What the task asks> Look for "body" in every line of the listing. Copy the lines that have it.

Dataset records>
□ □ □

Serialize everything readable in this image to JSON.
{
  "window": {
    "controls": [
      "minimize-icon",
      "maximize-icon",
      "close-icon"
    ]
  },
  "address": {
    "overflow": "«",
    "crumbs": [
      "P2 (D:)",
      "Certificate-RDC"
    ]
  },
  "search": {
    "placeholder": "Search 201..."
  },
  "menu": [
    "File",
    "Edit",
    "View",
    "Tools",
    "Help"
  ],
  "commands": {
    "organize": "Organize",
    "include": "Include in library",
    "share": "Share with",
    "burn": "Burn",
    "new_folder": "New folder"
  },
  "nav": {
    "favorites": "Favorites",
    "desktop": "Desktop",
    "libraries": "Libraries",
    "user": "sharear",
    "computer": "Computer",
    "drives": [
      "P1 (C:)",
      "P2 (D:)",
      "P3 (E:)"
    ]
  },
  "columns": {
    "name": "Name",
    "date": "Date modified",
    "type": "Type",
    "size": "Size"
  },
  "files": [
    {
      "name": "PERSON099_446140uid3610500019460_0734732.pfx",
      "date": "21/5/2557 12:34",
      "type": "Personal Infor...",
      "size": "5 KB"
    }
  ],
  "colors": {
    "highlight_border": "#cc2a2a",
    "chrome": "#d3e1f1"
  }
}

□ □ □

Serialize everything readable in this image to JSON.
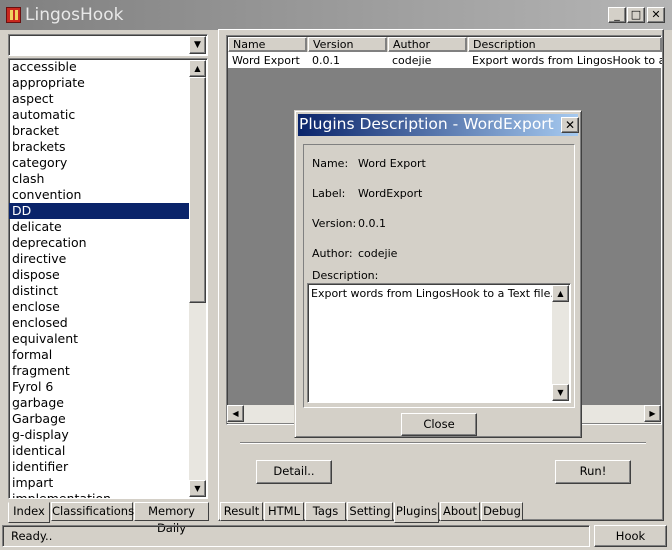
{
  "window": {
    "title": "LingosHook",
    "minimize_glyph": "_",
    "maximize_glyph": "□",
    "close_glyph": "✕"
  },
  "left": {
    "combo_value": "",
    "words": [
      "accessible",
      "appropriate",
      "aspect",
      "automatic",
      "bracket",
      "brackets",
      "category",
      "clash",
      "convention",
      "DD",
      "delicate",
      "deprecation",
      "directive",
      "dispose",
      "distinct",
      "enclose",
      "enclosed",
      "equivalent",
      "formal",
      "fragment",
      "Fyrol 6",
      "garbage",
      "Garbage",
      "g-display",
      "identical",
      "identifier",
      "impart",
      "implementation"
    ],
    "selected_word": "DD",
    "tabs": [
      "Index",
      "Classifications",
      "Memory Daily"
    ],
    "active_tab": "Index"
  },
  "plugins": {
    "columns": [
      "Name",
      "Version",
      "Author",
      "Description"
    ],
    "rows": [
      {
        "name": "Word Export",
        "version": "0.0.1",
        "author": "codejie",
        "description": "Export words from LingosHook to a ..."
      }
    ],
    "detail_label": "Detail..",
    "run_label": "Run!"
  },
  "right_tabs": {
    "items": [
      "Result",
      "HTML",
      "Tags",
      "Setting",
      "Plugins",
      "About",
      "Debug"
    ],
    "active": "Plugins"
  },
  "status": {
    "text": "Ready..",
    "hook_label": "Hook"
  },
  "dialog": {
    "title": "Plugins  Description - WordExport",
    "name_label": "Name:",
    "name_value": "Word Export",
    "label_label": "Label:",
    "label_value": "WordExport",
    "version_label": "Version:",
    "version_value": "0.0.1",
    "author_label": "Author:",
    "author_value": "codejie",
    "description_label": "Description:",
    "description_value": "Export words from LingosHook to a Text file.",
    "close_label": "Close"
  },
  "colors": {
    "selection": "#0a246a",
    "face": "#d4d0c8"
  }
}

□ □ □

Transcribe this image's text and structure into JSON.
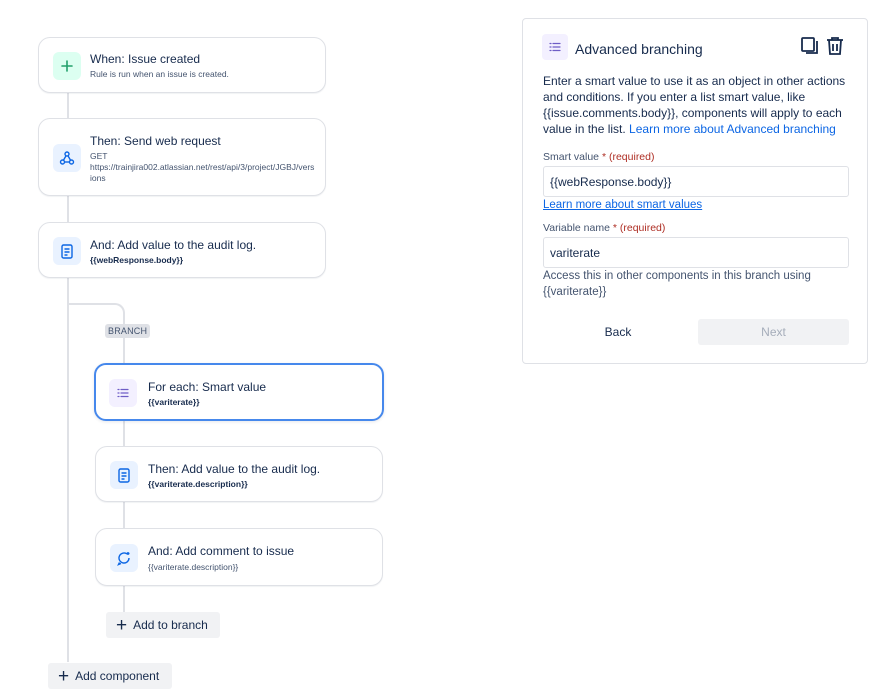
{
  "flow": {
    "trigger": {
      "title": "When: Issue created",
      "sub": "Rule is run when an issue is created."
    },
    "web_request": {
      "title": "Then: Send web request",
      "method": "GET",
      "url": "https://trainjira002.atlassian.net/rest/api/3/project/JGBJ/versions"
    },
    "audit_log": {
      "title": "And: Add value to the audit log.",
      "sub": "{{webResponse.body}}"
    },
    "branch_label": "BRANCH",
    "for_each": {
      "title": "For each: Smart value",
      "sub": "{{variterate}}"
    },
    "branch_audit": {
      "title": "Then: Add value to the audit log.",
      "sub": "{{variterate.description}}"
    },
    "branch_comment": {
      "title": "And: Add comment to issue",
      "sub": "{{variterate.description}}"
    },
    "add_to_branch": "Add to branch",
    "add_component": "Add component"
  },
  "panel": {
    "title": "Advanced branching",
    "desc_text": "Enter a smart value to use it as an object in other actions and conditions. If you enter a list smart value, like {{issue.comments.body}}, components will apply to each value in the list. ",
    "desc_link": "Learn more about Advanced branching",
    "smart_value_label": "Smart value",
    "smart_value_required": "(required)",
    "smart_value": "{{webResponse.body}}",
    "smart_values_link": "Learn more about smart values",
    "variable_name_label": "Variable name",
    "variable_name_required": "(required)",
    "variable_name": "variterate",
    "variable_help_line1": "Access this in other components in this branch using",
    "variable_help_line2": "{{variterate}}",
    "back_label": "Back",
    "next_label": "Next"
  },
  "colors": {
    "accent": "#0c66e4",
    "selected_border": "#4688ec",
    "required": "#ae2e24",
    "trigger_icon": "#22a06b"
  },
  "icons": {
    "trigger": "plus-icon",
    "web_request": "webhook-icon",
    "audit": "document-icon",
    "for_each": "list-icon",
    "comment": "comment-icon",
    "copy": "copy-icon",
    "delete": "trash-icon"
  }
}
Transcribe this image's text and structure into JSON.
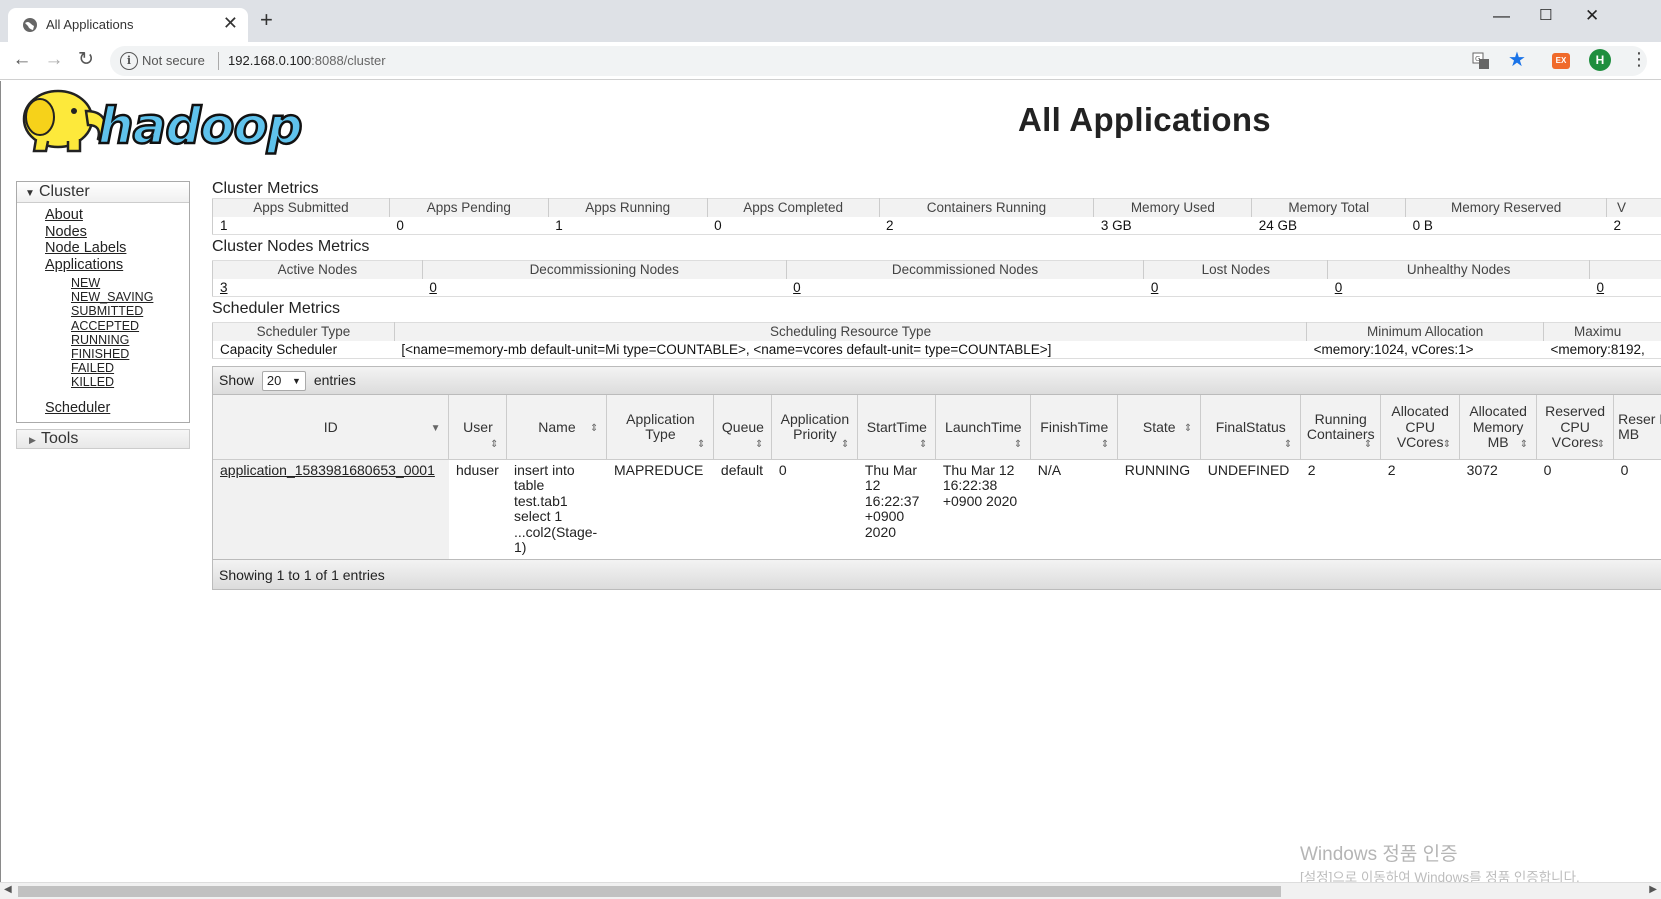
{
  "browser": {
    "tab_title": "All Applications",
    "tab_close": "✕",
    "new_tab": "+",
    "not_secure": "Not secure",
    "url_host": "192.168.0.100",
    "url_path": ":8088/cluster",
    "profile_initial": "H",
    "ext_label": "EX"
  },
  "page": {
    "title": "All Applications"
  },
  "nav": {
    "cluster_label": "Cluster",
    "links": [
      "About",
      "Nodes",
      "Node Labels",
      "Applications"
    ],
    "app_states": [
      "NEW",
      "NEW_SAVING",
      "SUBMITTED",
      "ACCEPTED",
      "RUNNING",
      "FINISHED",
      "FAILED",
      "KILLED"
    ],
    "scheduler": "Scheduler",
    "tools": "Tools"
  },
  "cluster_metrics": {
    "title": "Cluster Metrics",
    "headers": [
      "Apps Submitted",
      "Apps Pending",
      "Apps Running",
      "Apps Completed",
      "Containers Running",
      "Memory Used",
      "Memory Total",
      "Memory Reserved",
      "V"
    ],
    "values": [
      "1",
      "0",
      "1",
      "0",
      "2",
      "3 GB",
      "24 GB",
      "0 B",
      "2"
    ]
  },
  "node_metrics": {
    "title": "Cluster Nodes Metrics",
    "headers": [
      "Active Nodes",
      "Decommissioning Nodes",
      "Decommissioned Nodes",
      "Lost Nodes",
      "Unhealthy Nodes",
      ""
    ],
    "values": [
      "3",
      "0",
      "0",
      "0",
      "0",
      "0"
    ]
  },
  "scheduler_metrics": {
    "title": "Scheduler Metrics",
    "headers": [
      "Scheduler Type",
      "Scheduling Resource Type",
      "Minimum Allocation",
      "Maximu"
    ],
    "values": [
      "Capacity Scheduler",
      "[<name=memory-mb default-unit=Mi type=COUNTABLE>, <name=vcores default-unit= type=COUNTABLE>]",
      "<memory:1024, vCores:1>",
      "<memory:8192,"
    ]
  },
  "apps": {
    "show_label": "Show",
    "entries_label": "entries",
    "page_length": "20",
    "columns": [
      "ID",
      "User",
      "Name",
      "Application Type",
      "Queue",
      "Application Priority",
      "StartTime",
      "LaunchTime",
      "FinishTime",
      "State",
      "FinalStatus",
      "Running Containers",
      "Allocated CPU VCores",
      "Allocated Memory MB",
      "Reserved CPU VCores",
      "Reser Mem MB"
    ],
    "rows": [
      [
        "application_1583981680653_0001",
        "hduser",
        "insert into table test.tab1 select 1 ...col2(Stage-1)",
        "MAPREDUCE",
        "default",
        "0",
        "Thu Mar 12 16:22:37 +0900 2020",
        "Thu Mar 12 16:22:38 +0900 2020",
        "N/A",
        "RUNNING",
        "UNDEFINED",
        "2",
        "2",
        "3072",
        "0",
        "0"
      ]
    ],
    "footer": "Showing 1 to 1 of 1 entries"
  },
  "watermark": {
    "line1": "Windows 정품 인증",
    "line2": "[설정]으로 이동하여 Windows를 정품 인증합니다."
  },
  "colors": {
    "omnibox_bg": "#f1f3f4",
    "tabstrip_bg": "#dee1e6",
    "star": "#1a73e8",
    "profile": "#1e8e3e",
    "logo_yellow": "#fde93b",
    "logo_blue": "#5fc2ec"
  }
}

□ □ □

Result for this exercise>
      "sub": "{{webResponse.body}}"
    "desc_text": "Enter a smart value to use it as an object in other actions and conditions. If you enter a list smart value, like {{issue.comments.body}}, components will apply to each value in the list. ",
    "smart_value": "{{webResponse.body}}",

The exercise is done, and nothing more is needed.